== What the task asks ==
With the pictures left aside, write out the entries that follow exactly.

== Material provided ==
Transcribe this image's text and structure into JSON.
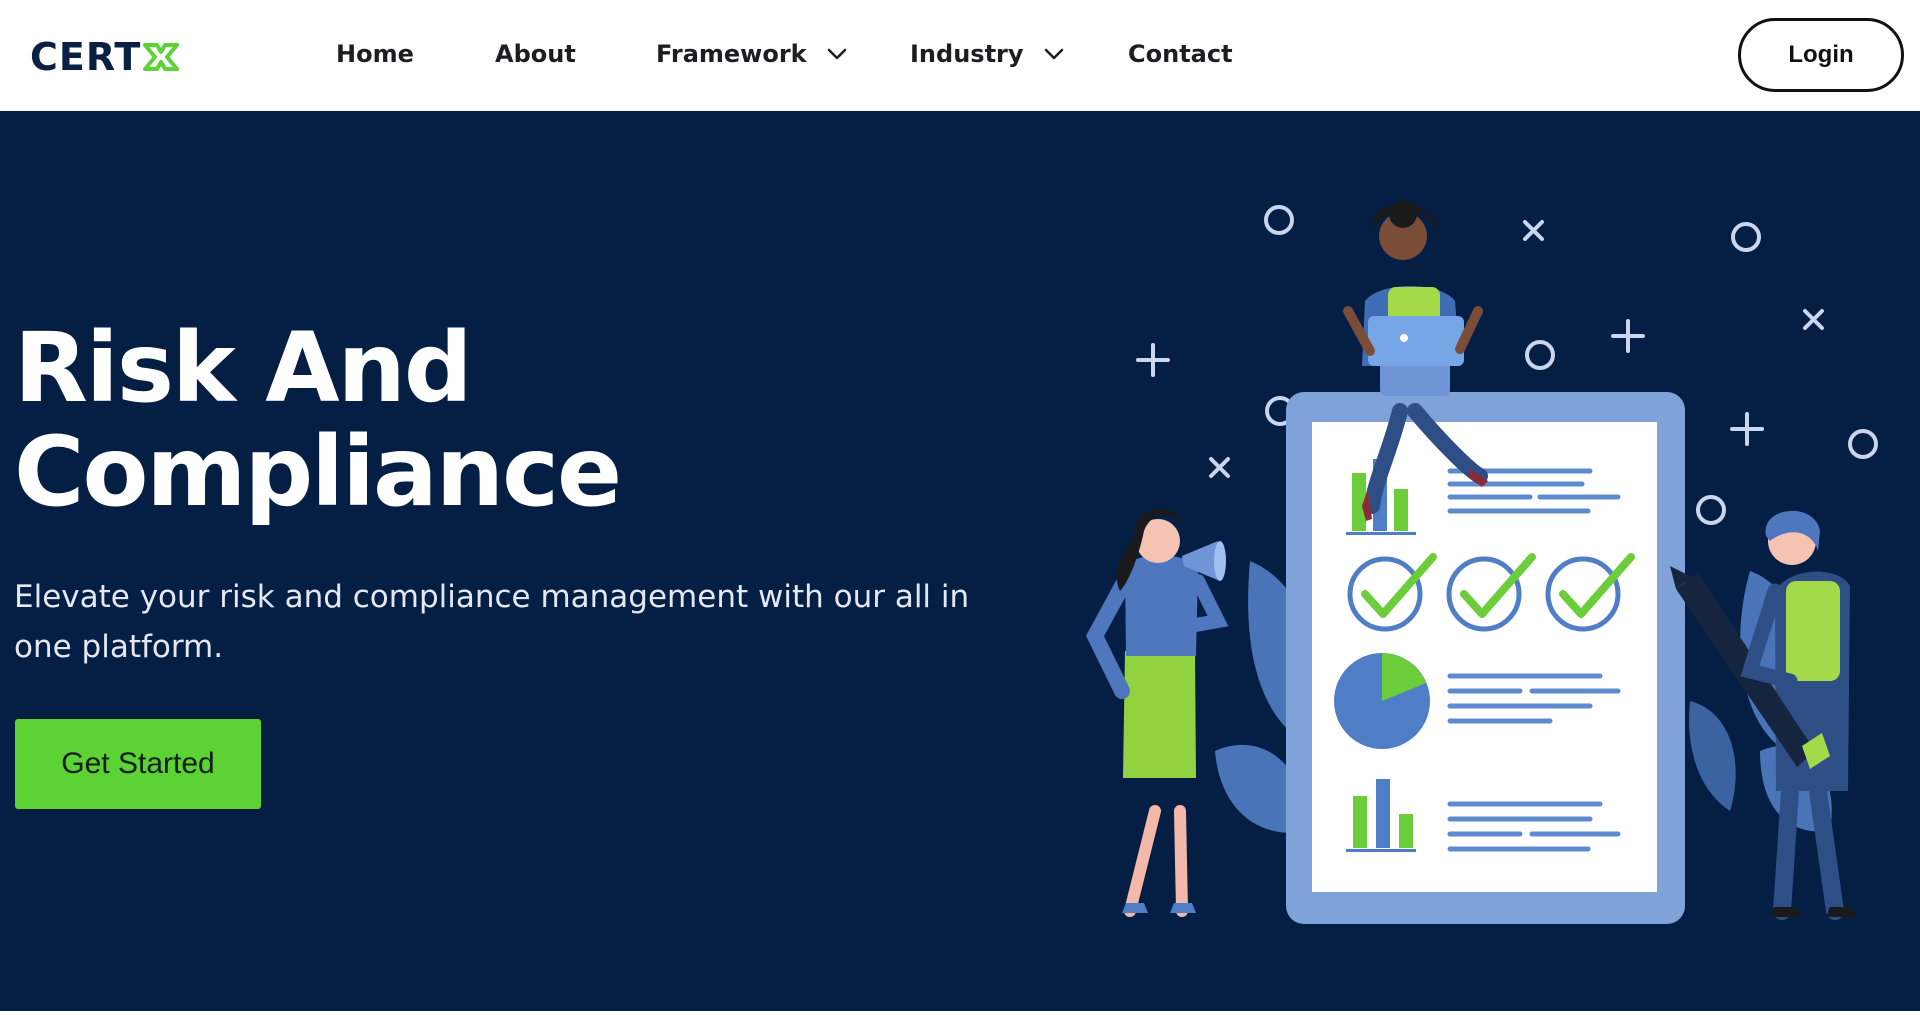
{
  "brand": {
    "logo_text": "CERT",
    "logo_x_icon": "x-mark-icon",
    "logo_color": "#0a1f44",
    "accent": "#5cd234"
  },
  "nav": {
    "items": [
      {
        "label": "Home",
        "has_dropdown": false
      },
      {
        "label": "About",
        "has_dropdown": false
      },
      {
        "label": "Framework",
        "has_dropdown": true
      },
      {
        "label": "Industry",
        "has_dropdown": true
      },
      {
        "label": "Contact",
        "has_dropdown": false
      }
    ],
    "login_label": "Login"
  },
  "hero": {
    "title_line1": "Risk And",
    "title_line2": "Compliance",
    "subtitle": "Elevate your risk and compliance management with our all in one platform.",
    "cta_label": "Get Started",
    "background": "#041e44",
    "illustration": {
      "icons": [
        "checklist-board-illustration",
        "woman-with-laptop-illustration",
        "woman-with-megaphone-illustration",
        "man-with-pencil-illustration",
        "checkmark-icon",
        "pie-chart-icon",
        "bar-chart-icon"
      ]
    }
  }
}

== Exercise output ==
Transcribe this image's text and structure into JSON.
{
  "brand": {
    "logo_text": "CERT",
    "logo_x_icon": "x-mark-icon",
    "logo_color": "#0a1f44",
    "accent": "#5cd234"
  },
  "nav": {
    "items": [
      {
        "label": "Home",
        "has_dropdown": false
      },
      {
        "label": "About",
        "has_dropdown": false
      },
      {
        "label": "Framework",
        "has_dropdown": true
      },
      {
        "label": "Industry",
        "has_dropdown": true
      },
      {
        "label": "Contact",
        "has_dropdown": false
      }
    ],
    "login_label": "Login"
  },
  "hero": {
    "title_line1": "Risk And",
    "title_line2": "Compliance",
    "subtitle": "Elevate your risk and compliance management with our all in one platform.",
    "cta_label": "Get Started",
    "background": "#041e44",
    "illustration": {
      "icons": [
        "checklist-board-illustration",
        "woman-with-laptop-illustration",
        "woman-with-megaphone-illustration",
        "man-with-pencil-illustration",
        "checkmark-icon",
        "pie-chart-icon",
        "bar-chart-icon"
      ]
    }
  }
}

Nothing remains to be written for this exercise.